BY: Ptolemy Tompkins
New Year’s is traditionally a time for counting one’s blessings.
I’ve never been very good at this. Not because I don’t enjoy a surplus of them, and not because I’m ungrateful for any of them either. But simply because being so blessed makes me…uncomfortable.
As a citizen of the richest country in the world, born in the latter half of the century that saw more medical, social and scientific advances than any other in history, I’m well aware of what an anomaly I am compared to the billions of people who have proceeded me on the planet--not to mention the billions who live today in poorer parts of the world. I’ve been educated, inoculated, fed, comforted, and just basically pampered so much more than the average human being that I practically qualify as a separate species--homo priviligius

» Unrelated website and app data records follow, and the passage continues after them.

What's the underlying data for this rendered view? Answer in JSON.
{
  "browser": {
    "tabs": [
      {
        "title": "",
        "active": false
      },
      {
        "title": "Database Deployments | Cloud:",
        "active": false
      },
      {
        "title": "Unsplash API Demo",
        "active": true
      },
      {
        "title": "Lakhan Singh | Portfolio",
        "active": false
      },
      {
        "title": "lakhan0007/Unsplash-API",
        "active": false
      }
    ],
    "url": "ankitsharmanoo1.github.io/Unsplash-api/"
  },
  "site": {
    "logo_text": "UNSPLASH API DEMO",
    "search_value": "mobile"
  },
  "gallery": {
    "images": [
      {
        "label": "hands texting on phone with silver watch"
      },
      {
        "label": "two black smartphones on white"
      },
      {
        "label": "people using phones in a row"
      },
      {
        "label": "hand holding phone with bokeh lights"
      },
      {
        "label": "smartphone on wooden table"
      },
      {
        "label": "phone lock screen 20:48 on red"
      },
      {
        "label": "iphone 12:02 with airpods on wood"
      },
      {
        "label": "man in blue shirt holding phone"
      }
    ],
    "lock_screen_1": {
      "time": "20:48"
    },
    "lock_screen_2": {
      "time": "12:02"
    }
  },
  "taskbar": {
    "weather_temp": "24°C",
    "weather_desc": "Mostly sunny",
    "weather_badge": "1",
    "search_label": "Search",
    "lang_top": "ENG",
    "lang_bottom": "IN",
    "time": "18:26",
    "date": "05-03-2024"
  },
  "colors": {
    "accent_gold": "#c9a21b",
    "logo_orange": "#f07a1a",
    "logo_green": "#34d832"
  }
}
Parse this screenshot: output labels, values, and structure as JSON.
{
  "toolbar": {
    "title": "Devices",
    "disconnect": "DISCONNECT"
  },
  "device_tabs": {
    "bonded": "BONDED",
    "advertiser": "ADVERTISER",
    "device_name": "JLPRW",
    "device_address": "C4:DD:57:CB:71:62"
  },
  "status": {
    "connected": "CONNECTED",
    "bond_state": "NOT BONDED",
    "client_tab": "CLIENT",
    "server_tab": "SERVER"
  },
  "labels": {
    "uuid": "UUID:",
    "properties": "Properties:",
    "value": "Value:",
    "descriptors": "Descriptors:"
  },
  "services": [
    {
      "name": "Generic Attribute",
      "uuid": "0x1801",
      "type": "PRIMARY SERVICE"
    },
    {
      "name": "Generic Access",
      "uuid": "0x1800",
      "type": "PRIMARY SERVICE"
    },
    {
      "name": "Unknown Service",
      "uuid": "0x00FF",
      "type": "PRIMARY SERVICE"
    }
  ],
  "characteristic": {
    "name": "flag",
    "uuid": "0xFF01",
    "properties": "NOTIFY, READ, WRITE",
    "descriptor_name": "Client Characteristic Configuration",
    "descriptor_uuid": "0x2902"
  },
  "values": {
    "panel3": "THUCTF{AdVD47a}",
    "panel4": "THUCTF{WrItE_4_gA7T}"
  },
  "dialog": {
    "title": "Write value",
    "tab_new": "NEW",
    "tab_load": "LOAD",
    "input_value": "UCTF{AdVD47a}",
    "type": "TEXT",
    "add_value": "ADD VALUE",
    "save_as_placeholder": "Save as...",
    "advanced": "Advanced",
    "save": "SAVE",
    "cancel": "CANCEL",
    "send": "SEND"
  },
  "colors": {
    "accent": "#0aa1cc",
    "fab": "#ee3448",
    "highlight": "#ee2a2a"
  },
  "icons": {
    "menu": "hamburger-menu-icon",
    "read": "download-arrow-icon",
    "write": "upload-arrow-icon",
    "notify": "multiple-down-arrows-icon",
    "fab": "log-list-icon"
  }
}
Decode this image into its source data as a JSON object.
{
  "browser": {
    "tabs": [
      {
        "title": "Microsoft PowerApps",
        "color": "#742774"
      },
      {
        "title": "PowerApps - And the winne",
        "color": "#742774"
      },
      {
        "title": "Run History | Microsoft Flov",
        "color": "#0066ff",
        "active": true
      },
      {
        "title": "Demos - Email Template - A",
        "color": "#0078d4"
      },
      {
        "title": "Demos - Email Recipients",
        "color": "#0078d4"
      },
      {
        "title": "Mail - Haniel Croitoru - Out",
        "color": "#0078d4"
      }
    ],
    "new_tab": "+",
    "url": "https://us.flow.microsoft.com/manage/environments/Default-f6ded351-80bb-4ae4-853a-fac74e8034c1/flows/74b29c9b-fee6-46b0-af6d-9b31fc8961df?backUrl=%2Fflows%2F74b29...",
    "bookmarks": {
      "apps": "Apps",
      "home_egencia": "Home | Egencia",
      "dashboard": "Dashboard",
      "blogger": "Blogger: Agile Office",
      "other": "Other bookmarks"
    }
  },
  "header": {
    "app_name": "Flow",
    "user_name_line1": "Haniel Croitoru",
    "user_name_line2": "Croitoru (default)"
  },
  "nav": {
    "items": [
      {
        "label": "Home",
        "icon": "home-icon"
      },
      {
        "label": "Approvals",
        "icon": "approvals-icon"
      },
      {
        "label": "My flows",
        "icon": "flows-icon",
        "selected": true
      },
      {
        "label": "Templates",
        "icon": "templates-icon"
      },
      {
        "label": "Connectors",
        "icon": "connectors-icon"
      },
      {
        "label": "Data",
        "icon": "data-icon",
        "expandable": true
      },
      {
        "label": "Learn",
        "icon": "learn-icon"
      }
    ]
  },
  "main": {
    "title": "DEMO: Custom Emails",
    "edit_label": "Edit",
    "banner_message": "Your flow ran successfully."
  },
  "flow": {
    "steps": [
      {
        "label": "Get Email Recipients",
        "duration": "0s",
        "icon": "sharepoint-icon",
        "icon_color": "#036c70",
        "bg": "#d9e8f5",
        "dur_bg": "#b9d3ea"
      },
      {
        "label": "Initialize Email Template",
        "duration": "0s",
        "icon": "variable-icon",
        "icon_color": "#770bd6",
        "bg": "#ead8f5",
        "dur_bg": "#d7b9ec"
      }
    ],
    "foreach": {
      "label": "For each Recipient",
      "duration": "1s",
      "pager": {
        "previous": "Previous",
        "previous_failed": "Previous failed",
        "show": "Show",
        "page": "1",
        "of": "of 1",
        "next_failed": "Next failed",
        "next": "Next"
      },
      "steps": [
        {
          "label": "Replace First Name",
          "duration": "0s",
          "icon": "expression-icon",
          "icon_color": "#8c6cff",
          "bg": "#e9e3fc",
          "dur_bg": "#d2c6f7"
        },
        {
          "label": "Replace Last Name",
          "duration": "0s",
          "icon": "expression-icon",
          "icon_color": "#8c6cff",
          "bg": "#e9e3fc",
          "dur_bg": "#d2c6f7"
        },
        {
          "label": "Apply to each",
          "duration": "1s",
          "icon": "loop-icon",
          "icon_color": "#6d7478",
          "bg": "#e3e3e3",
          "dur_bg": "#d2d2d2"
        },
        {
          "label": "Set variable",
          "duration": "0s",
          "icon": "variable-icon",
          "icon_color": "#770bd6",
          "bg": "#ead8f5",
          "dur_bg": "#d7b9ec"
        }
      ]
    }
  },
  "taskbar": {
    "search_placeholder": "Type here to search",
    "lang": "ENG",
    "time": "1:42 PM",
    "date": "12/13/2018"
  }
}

Shouldn’t knowing all this make me happy? Maybe. And to some degree it does. But it also instills another kind of feeling as well. Guilt? Not really. More like a feeling of…expectancy.
“You don’t know how lucky you are!” my mother used to like to say when, as a kid, I’d complain about some petty problem. Her voice rings in my ears today when, sitting on my comfortable couch in my well-lit, well-heated apartment, a book open in my lap and a cup of coffee on the table next to me and no immediate physical problems--be it a toothache, an empty stomach, a leaky roof, or the threat of attack by wild animals or Mongol hordes--to concern myself with, I’ll suddenly get that samenow what?
feeling that I got when I was a kid.
So what’s wrong with me?
Well, nothing really. As it turns out, thisnow what?
feeling is pretty common among my fellow super-fortunate members of the modern world. In fact, it’s practically an epidemic. As the writer Walker Percy (taking a tip from Soren Kierkegaard) never tired of pointing out, modern life, for all its breakthroughs and its brilliances, has not managed to make people one whit happier than they were back in the days when life was a brutal daily struggle for existence. Why? Because the one ingredient necessary for genuine happiness--for being totally and completely satisfied with one’s existence right here and right now--is no more widely available today than it was back when most people were hungry or otherwise uncomfortable most of the time.
The poet Elizabeth Bishop captured a little of this feeling in her poem “Anaphora.”
Each day with so much ceremony
begins, with birds, with bells,
with whistles from a factory;
such white-gold skies our eyes
first open on, such brilliant walls
that for a moment we wonder
"Where is the music coming from, the energy?
The day was meant for what ineffable creature
we must have missed?"